Available records.
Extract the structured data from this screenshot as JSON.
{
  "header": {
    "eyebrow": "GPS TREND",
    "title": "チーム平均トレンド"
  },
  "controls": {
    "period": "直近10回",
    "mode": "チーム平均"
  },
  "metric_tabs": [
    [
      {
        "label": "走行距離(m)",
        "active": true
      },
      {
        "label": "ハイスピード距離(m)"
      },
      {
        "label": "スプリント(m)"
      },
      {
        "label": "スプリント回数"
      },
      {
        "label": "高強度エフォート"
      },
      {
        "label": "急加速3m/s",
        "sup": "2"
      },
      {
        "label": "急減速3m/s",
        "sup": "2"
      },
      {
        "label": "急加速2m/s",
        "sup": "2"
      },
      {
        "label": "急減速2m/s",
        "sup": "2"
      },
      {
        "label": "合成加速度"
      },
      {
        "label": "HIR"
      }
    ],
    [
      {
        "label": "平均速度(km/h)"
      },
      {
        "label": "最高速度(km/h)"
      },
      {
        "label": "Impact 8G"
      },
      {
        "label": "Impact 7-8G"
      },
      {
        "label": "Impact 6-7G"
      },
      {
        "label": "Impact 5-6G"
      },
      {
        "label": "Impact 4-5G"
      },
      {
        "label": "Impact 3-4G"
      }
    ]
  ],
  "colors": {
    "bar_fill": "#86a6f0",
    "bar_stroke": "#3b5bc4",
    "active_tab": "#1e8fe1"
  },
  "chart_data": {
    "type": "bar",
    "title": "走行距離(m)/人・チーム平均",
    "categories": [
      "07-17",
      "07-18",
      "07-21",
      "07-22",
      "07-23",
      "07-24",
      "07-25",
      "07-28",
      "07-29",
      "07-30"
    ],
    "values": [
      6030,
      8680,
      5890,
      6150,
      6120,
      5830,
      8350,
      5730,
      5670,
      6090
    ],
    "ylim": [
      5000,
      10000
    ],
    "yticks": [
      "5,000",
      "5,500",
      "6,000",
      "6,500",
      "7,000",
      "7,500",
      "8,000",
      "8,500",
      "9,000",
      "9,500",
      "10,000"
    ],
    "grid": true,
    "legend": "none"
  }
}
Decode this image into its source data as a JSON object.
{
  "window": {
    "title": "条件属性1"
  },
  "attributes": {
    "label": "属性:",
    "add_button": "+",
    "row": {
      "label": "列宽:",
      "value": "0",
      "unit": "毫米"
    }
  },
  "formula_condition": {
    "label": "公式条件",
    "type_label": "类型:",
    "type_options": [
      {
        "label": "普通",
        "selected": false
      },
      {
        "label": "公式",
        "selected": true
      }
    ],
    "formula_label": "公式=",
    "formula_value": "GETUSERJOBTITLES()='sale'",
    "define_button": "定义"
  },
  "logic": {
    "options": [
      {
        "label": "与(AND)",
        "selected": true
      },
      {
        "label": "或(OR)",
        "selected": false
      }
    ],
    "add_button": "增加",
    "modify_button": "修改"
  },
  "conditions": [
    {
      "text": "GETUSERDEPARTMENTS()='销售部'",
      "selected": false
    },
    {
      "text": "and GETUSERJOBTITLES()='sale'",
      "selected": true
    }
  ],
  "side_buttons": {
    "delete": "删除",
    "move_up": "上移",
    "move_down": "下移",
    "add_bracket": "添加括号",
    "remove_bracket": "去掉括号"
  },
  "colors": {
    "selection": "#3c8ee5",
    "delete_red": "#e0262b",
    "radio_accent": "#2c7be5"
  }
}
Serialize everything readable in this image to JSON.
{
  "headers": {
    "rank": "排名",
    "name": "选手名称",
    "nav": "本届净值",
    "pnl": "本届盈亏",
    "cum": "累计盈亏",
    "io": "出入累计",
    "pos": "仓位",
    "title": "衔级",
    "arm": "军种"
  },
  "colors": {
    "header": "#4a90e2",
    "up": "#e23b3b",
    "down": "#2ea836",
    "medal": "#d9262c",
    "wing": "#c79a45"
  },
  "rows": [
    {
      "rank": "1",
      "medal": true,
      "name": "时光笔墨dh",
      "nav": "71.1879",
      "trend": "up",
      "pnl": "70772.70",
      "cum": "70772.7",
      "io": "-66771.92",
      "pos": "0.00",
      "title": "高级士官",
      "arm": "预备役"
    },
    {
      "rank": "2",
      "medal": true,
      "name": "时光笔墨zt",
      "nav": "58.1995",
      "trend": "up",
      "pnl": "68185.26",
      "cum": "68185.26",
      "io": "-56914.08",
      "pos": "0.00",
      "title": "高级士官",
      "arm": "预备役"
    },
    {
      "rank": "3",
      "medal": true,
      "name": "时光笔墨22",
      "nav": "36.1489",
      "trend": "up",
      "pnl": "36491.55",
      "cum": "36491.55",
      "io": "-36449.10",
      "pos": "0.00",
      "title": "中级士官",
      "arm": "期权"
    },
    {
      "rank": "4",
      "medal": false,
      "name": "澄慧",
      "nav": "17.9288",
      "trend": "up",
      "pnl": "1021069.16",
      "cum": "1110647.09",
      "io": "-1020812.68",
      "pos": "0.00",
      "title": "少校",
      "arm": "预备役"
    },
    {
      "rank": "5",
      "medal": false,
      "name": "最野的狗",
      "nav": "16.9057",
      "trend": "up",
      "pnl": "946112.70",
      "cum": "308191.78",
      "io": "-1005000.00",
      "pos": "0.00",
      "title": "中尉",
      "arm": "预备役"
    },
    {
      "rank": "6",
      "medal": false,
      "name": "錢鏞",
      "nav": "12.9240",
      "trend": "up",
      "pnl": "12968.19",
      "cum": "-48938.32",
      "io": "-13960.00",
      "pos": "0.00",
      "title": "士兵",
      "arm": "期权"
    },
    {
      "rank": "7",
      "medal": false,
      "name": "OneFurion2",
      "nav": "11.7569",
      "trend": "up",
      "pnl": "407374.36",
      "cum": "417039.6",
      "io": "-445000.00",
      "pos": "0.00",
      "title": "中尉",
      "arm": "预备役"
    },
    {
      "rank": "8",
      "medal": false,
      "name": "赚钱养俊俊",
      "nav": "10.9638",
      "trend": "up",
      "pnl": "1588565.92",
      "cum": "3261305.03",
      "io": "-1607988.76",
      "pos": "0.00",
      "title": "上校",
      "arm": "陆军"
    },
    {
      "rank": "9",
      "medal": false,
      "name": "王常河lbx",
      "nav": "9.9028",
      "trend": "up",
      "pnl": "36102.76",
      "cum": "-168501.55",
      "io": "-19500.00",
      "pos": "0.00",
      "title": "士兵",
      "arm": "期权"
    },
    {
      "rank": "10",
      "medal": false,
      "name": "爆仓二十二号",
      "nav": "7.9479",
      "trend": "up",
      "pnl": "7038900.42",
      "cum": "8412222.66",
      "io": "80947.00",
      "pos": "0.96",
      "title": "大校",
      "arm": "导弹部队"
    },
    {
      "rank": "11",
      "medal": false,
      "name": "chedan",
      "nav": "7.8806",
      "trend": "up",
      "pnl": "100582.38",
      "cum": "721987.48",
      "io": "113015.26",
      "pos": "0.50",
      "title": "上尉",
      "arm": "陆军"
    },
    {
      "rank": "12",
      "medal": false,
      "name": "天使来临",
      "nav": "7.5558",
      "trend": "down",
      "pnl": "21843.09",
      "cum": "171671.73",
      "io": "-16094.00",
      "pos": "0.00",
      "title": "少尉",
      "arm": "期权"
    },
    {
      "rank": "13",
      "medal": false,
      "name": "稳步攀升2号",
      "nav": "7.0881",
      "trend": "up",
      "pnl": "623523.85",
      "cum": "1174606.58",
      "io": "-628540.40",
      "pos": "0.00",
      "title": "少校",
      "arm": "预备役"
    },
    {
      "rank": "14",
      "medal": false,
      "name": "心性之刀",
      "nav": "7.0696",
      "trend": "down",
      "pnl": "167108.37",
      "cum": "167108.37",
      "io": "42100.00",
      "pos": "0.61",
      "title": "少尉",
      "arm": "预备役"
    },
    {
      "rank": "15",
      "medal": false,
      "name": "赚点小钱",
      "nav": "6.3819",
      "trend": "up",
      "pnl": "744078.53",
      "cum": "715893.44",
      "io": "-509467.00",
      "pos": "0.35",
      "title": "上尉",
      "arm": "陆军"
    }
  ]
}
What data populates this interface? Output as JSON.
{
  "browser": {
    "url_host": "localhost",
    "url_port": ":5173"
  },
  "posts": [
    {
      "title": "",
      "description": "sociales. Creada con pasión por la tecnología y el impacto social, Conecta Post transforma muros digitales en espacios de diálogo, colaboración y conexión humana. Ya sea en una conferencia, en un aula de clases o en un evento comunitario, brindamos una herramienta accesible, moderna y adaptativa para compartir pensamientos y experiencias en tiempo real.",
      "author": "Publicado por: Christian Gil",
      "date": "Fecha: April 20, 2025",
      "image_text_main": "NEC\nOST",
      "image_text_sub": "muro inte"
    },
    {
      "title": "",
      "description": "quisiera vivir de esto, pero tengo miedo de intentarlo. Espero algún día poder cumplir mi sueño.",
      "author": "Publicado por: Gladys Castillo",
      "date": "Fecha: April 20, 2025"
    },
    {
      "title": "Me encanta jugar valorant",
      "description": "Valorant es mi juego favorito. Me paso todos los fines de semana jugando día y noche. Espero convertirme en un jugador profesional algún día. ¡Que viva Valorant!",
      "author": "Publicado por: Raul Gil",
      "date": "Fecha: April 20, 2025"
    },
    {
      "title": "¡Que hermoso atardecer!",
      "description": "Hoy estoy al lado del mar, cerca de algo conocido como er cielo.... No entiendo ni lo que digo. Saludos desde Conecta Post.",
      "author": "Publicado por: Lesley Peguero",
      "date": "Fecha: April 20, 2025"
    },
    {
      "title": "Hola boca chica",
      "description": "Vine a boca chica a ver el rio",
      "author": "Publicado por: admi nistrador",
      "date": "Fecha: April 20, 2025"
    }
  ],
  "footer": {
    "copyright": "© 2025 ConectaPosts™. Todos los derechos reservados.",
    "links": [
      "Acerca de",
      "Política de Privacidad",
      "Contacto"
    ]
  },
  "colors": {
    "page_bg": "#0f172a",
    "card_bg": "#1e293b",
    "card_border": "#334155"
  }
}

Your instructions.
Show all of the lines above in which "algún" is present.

Answer space.
      "description": "quisiera vivir de esto, pero tengo miedo de intentarlo. Espero algún día poder cumplir mi sueño.",
      "description": "Valorant es mi juego favorito. Me paso todos los fines de semana jugando día y noche. Espero convertirme en un jugador profesional algún día. ¡Que viva Valorant!",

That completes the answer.